Dr. Hare lived her whole life in Indianapolis before passing away in 2006 at the age of 100. A medical doctor by profession, she worked for many years at the IU School of Medicine. A naturalist and conservationist who loved nature in all of its forms, she earned a PhD in entomology from the University of Chicago before becoming a physician.

Even though her career was in medicine, Dr. Hare continued to focus on nature. She was an avid gardener who took pleasure in creating natural habitats for birds, butterflies, raccoons, and squirrels through naturalizing her grounds with wildflowers and native trees. During winter, when she couldn’t work in her garden, she painted china with birds, animals and flowers. For many years she took weekly trips to Shades State Park and the Pine Hills Nature Preserve to hike in Sugar Creek looking for fossils with her dogs, Engel and Dante. A lifelong learner, she took piano lessons into her 80s and practiced two to three hours daily.

Lenore Tedesco, chairman of the board of the Hare Trust, said, “I think she would be delighted to know that her legacy is preserving and protecting natural places, and providing for the long-term stewardship of these areas.  She loved the outdoors, and hiking.  She was quite learned in ecosystems and ecosystem relationships, so she would appreciate the importance of large blocks of land being set aside.”

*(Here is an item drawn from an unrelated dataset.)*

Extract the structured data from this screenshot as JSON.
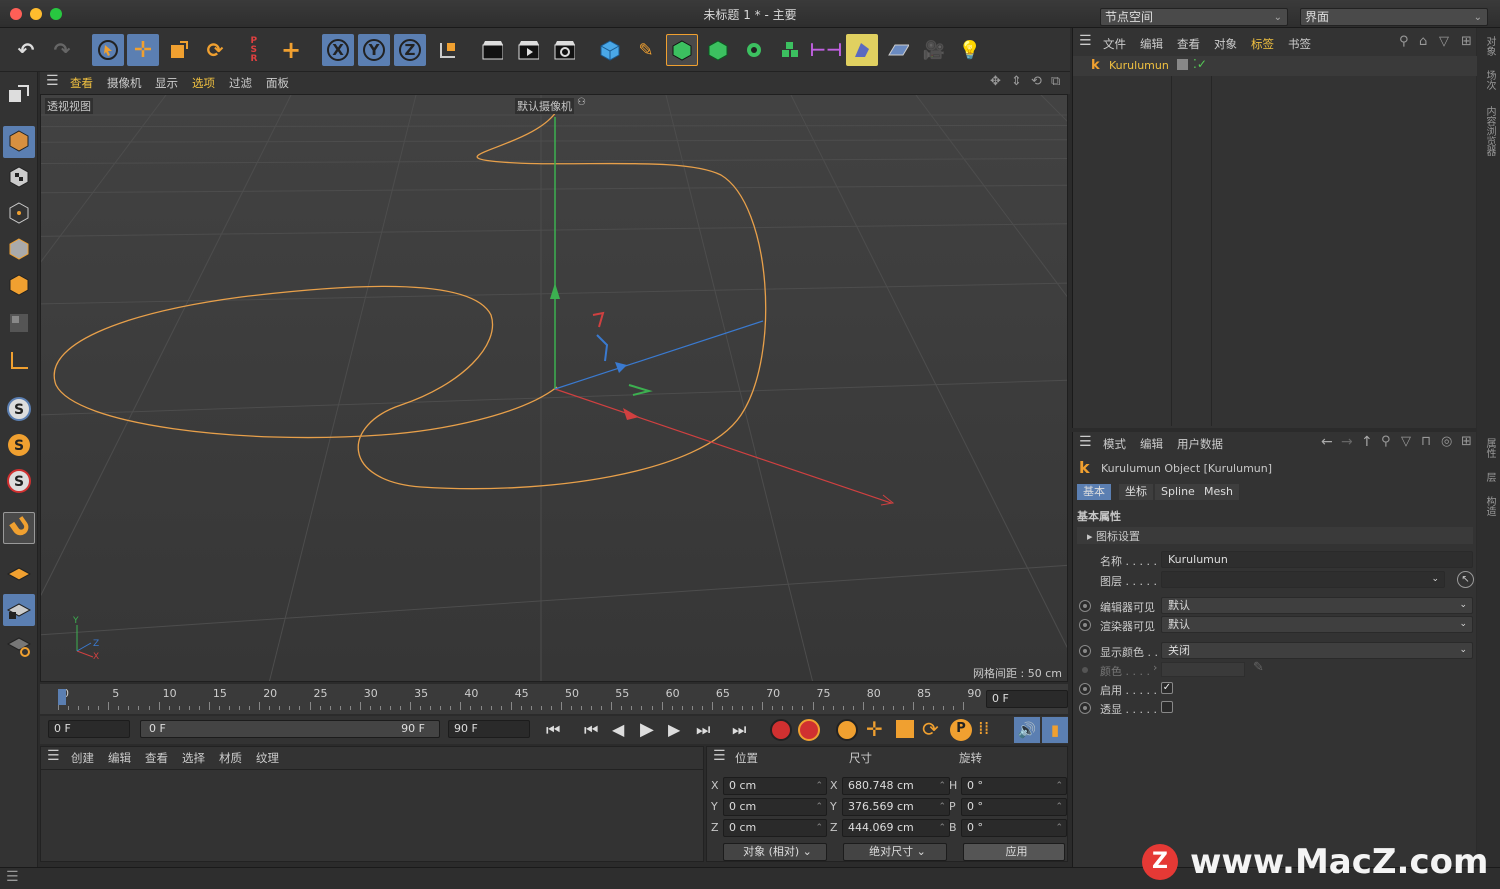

Additional contributions came from the Russell W. Lamb Trust, Indiana Heritage Trust, Johnson County Community Foundation, IPL Golden Eagle Grant, Amos Butler Audubon, INPAWS and several individuals.

Heather Bacher, executive director of the Central Indiana Land Trust, said “We’re delighted to have our friends and supporters share the beauty of this property and enjoy it for years to come.”

Plans for 2013 include volunteer workdays to help build a trail and small parking lot, as well as special events.

# # #

Media contact: Jen Thomas, JTPR,, 317-441-2487